Christian Dior has lost an ongoing legal battle in Indonesia recently. The Paris-based design house has been battling Kimsan Purwo and Kiman Purwo, the owners of the trademark "Baby Dior" since discovering that the two individuals had registered the mark (in class 12, which extends to vehicles, predominantly bicycles) and were using it on their products in Indonesia, where Dior has numerous brick and mortar stores. Dior filed suit against the Purwo's, alleging that they were using the mark in bad faith, and when Dior's requests for the country's Commercial Court to cancel this mark were denied, the iconic design house's legal team took the case to the Indonesian Supreme Court. The high court ruled in the Purwo's favor late last month, holding that the Baby Dior trademark, which was reportedly inspired by a popular Indonesian saying, ‘Benar-benar Ada, Bagus, Yahud, Dia Itu Orang Riang," was not similar enough to Dior's mark to cause confusion amongst the public, as the classes of goods covered by the Purwo's mark differ from those marketed by Dior.
It seems that Dior may have dropped the ball in terms of Baby Dior (although requiring the design house to register its name in class 12 is a bit of a stretch, considering Dior is not in the bike business) and the Purwo's acted on that misstep. While the design house does, in fact, manufacture clothing for children and newborns under the name "Baby Dior," (and currently stock at Barneys, Luisa via Roma, and on their own e-commerce site), none of their 75 U.S. trademark registrations include one for Baby Dior. As for whether the Purwo's use of the "Baby Dior" mark is legitimate or merely a way to bank on the established appeal of the Dior name, your guess is as good as mine. But given Dior's presence in the Indonesian market, I would guess this was a calculated move and not one that is uncommon for designers to experience in international markets. The take away from this case?
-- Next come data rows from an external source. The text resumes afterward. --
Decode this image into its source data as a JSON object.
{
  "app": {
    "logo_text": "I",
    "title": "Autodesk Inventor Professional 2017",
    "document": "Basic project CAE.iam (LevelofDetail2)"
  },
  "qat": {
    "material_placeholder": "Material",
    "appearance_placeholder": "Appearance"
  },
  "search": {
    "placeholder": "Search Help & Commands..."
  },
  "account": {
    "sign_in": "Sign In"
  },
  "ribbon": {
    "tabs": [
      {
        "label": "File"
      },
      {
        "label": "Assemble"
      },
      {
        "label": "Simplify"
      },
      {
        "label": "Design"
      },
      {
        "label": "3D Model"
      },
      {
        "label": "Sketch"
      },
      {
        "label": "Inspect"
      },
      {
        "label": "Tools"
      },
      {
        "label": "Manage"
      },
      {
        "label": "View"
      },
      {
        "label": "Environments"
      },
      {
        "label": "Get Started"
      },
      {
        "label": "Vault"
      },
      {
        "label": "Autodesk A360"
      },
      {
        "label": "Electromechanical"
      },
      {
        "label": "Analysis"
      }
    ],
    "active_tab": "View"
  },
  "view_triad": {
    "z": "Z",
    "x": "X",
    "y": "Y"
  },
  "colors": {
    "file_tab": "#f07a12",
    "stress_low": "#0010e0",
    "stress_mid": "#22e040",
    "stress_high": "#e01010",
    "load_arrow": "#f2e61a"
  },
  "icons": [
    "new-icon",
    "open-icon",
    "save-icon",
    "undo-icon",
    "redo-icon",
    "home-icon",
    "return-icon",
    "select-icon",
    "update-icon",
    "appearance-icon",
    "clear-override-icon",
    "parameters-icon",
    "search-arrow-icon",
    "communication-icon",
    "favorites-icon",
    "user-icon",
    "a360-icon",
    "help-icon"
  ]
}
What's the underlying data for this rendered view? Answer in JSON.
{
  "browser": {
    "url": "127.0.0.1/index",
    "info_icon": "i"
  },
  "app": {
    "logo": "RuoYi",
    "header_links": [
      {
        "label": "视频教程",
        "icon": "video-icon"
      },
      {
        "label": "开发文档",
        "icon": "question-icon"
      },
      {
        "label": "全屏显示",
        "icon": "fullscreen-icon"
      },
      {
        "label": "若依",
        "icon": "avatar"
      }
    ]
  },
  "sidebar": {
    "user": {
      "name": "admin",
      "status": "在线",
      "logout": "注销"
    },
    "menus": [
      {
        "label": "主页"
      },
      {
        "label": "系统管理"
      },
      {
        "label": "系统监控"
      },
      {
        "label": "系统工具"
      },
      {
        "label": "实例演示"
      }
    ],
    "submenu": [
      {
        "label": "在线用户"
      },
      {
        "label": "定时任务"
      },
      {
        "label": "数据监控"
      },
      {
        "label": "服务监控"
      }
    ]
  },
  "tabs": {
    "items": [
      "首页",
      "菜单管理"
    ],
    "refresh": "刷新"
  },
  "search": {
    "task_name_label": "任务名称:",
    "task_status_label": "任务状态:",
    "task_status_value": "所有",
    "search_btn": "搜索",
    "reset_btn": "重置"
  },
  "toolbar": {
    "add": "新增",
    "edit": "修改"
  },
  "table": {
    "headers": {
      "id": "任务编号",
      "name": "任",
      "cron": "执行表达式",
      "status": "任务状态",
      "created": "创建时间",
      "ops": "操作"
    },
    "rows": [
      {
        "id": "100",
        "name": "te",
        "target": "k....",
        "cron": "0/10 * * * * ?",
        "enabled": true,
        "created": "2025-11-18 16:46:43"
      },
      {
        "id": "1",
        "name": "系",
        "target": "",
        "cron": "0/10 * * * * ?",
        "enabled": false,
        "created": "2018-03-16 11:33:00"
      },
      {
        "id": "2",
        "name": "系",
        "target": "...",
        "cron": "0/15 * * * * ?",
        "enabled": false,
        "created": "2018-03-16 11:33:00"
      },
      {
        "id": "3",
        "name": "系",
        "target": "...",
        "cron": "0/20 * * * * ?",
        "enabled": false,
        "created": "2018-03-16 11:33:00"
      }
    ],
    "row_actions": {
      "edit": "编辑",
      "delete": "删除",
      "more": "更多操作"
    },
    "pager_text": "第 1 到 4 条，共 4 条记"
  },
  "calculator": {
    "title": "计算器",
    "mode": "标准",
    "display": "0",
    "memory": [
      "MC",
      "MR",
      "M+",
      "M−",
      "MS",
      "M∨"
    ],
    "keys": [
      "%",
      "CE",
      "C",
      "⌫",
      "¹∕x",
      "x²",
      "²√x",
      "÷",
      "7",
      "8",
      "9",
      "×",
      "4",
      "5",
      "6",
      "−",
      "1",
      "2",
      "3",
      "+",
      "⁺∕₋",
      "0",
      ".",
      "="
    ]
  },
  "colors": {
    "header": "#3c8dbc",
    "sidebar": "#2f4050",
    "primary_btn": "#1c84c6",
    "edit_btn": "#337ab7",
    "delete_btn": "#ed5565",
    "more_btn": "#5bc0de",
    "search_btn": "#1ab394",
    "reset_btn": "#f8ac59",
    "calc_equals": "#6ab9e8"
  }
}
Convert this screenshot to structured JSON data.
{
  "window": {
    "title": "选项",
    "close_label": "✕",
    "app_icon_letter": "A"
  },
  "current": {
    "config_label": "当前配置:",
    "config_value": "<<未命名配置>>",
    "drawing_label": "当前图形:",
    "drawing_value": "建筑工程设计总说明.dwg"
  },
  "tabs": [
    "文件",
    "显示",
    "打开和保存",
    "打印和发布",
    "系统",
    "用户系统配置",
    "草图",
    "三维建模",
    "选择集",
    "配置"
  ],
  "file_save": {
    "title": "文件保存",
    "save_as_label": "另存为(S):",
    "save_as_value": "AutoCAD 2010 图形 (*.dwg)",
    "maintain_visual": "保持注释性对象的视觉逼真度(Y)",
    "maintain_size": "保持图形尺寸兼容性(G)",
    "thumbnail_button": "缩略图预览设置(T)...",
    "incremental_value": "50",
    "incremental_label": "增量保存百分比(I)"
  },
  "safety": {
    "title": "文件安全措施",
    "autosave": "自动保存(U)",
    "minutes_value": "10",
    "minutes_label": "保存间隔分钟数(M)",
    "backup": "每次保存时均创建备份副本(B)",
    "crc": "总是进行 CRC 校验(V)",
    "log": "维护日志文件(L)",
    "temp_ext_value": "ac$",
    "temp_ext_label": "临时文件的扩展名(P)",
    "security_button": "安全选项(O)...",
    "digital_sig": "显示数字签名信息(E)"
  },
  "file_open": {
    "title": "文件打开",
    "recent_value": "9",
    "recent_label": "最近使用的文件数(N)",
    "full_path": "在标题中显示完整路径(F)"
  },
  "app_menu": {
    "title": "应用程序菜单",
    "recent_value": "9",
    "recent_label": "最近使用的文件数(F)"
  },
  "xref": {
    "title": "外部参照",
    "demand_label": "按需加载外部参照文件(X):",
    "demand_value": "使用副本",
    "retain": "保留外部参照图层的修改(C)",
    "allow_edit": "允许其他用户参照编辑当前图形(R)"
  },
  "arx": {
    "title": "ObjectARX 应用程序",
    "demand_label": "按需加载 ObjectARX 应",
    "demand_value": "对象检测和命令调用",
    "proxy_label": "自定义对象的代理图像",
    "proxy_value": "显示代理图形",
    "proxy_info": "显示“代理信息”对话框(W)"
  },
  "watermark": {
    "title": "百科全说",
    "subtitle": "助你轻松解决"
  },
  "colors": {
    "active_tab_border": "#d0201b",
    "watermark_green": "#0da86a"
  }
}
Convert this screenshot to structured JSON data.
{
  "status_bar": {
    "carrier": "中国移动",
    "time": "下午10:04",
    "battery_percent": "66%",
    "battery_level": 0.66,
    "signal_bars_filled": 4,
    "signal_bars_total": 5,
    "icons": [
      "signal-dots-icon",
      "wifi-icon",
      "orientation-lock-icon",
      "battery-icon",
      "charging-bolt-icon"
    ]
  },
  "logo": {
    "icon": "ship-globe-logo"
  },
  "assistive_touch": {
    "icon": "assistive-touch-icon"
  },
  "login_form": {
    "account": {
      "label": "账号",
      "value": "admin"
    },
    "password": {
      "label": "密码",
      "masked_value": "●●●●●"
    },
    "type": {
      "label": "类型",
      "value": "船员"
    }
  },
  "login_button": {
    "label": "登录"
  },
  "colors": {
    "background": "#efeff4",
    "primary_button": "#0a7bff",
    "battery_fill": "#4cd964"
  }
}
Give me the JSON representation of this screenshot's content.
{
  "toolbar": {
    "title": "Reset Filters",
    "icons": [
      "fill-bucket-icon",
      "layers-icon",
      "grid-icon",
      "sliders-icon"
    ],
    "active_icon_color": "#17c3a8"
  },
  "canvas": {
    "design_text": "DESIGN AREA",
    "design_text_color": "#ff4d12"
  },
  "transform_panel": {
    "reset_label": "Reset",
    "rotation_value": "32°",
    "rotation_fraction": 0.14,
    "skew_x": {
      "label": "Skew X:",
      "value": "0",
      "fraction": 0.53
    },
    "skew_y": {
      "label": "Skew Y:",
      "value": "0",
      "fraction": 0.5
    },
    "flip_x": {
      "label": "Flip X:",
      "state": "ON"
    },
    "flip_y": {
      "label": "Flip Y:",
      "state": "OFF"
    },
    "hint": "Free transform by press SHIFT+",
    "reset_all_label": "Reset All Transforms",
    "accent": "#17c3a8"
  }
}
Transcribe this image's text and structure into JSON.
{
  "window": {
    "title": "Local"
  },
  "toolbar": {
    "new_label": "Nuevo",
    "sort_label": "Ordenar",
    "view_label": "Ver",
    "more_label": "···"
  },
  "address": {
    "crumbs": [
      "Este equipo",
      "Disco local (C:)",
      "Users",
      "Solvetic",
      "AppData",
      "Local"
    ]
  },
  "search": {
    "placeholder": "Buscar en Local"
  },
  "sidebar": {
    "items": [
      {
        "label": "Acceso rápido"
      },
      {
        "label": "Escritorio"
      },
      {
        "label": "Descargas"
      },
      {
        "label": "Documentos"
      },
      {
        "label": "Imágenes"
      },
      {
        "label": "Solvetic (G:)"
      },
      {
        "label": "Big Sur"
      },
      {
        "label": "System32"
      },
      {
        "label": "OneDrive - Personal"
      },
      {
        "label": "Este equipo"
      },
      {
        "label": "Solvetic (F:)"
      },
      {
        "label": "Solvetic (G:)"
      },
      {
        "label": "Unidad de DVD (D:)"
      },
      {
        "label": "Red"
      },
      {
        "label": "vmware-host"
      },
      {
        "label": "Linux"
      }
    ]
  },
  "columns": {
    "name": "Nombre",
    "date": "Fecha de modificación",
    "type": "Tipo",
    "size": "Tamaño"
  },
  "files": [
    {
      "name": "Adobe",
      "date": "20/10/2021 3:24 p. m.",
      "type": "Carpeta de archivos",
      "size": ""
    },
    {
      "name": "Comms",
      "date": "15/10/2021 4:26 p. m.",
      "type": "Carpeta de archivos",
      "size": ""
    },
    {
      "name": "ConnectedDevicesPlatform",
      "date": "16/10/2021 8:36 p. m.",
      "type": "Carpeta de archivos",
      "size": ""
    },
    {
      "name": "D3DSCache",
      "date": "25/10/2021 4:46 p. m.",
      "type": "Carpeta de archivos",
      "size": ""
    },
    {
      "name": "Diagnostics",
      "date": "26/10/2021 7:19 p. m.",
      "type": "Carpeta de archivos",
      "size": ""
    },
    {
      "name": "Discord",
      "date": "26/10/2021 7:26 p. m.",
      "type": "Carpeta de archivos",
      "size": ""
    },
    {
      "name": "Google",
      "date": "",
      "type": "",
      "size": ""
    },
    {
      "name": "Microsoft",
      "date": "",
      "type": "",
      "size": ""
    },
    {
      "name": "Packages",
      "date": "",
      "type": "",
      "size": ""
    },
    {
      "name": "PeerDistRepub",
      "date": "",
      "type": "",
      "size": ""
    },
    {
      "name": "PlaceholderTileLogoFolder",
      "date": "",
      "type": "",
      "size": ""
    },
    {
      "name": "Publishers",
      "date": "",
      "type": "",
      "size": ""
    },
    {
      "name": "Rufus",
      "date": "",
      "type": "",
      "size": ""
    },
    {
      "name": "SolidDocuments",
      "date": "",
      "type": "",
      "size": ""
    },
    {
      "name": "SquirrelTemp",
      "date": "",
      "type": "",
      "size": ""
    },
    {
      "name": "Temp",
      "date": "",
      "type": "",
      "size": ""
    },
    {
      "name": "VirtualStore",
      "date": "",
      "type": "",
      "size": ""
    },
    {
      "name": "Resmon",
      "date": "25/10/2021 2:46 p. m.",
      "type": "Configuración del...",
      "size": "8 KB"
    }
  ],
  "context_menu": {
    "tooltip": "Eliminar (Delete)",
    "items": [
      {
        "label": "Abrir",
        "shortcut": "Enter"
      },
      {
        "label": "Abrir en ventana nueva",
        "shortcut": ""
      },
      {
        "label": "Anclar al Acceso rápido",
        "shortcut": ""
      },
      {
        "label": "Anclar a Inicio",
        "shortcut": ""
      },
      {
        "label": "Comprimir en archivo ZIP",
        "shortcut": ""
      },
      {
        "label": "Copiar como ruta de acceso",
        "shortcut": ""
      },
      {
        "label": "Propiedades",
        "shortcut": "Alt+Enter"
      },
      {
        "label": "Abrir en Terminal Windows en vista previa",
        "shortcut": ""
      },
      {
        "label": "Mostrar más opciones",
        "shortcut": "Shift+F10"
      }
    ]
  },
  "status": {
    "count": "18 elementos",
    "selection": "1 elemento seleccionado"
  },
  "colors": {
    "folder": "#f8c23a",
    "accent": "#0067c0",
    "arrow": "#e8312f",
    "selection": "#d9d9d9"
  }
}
Companies should not rely solely on the reputation or goodwill of its trademarks to ward off competitors or potential infringers in non-U.S. countries. To prevent such occurrences, register your trademark whenever and wherever possible.